February 28, 2017

HealthPRO Pharmacist Profile Series, Part I: Mario Bédard

Q: What inspired you to become a hospital pharmacist?

A: Two things: as a pharmacy student at Laval University, I was lucky enough to get a part-time job at a local hospital. I saw what a hospital pharmacist did and that got me interested. And, more significantly, one of my professors was heavily involved with clinical work in a hospital setting. Her enthusiasm, excitement and energy towards this work inspired me.


Q: How has your role evolved?

A: Throughout my career, I’ve liked, welcomed (and sometimes sought out) change. My role has evolved from a staff pharmacist with direct patient access, to performing a regional role with a drug information program, to my current role. As a director, I help senior management understand the role of pharmacy within the hospital and get the resources we need to continue our work. I guess I’ve gone from interacting with one patient to influencing the practice of pharmacy.


Q: What is the most interesting or exciting prospect you see on the horizon for hospital pharmacies?

A: The expanded scope of practice.  Allowing pharmacists to independently assess patients and prescribe, or adapt, prescriptions will continue to shape and change how pharmacists are perceived. As well, more and more IT solutions on the horizon will help us on the clinical side. For example, data systems that help us zoom in on more acute patients who need the intervention of a pharmacist. We are in the process of implementing such a system at the Ottawa Hospital.
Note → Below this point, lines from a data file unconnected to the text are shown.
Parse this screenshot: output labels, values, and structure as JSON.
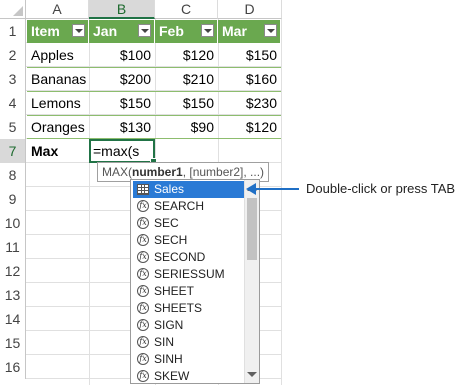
{
  "columns": [
    "A",
    "B",
    "C",
    "D"
  ],
  "active_column": "B",
  "rows": [
    "1",
    "2",
    "3",
    "4",
    "5",
    "6",
    "7",
    "8",
    "9",
    "10",
    "11",
    "12",
    "13",
    "14",
    "15",
    "16"
  ],
  "table": {
    "headers": [
      "Item",
      "Jan",
      "Feb",
      "Mar"
    ],
    "data": [
      [
        "Apples",
        "$100",
        "$120",
        "$150"
      ],
      [
        "Bananas",
        "$200",
        "$210",
        "$160"
      ],
      [
        "Lemons",
        "$150",
        "$150",
        "$230"
      ],
      [
        "Oranges",
        "$130",
        "$90",
        "$120"
      ]
    ]
  },
  "row7": {
    "label": "Max",
    "formula": "=max(s"
  },
  "tooltip": {
    "fn": "MAX(",
    "arg1": "number1",
    "rest": ", [number2], ...)"
  },
  "autocomplete": {
    "selected": "Sales",
    "items": [
      "Sales",
      "SEARCH",
      "SEC",
      "SECH",
      "SECOND",
      "SERIESSUM",
      "SHEET",
      "SHEETS",
      "SIGN",
      "SIN",
      "SINH",
      "SKEW"
    ]
  },
  "callout": "Double-click or press TAB",
  "colors": {
    "header_green": "#6aa84f",
    "selection_blue": "#2a7ad5",
    "callout_blue": "#1f6fc5"
  }
}
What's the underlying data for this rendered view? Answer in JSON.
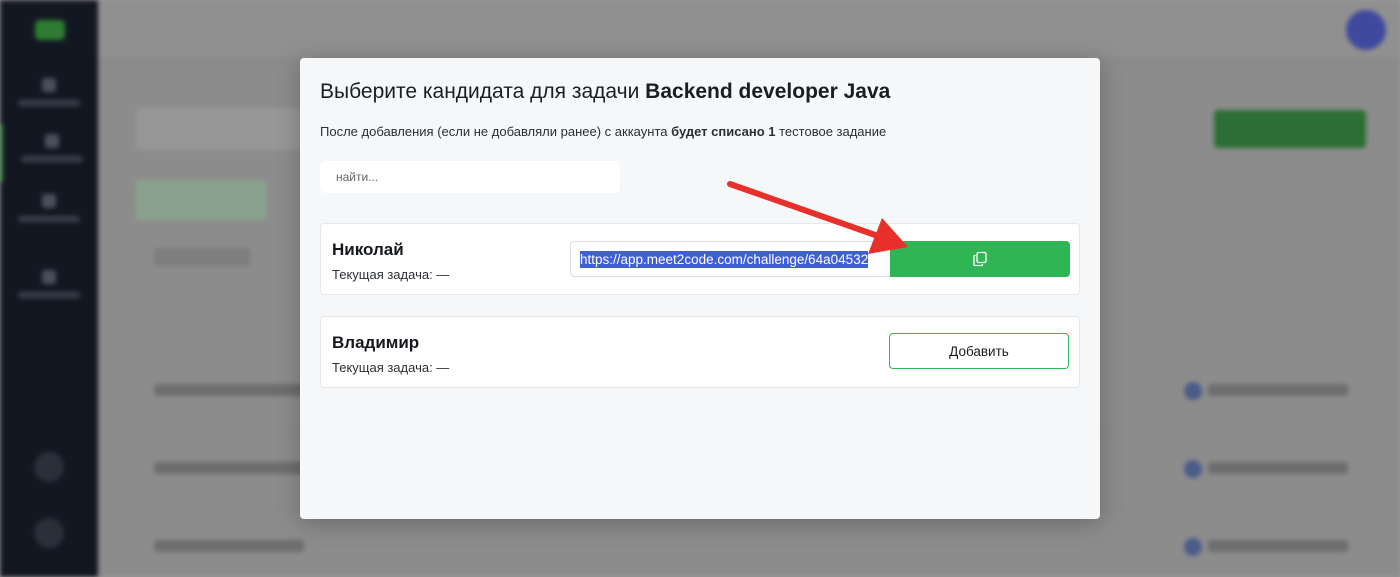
{
  "modal": {
    "title_prefix": "Выберите кандидата для задачи",
    "title_task": "Backend developer Java",
    "subtitle_before": "После добавления (если не добавляли ранее) с аккаунта",
    "subtitle_bold": "будет списано 1",
    "subtitle_after": "тестовое задание",
    "search_placeholder": "найти..."
  },
  "candidates": [
    {
      "name": "Николай",
      "task_label": "Текущая задача: —",
      "link": "https://app.meet2code.com/challenge/64a04532",
      "copy_icon": "copy-icon"
    },
    {
      "name": "Владимир",
      "task_label": "Текущая задача: —",
      "add_label": "Добавить"
    }
  ],
  "colors": {
    "accent_green": "#2fb553",
    "selection_blue": "#3f5fd6",
    "annotation_red": "#e8302a",
    "sidebar": "#131722"
  }
}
Q: What is the one thing you’d like readers to know about the hospital pharmacy supply chain?

A: That the hospital pharmacy is basically two departments in one.

The first encompasses the clinical role that happens on the wards. These pharmacists do not have a hand in the distribution of medications. The other part of our practice is the technical side. The side that makes sure that the right drug gets to the right patient by the right method. We also created a technician position that just deals with issues related to the supply chain---whether it’s a backorder, a change in pill colour or a barcode issue. In relation to the supply chain, both parts are important and need to be done.

During a 24-hour period our 1,100 patients will need at least one prescription so, that’s a dance we do every day.


Q: How does being part of a national GPO help you strengthen patient safety?

A: Provincial rules for drug procurement are strict and being a part of HealthPRO has helped us tremendously in this area. Having a national organization building quality and safety into its processes means that we don’t have to “reinvent the wheel” every time.

Being part of a GPO brings a unified voice to issues that require change. As part of a large group, our concerns get the ear of those who can influence practice (barcodes, for example).

In the area of backorders, HealthPRO has been proactive and works hard for us to find solutions. It is all work we had to previously do individually. That was a waste of our resources. Now we have people who can provide us with options and solutions.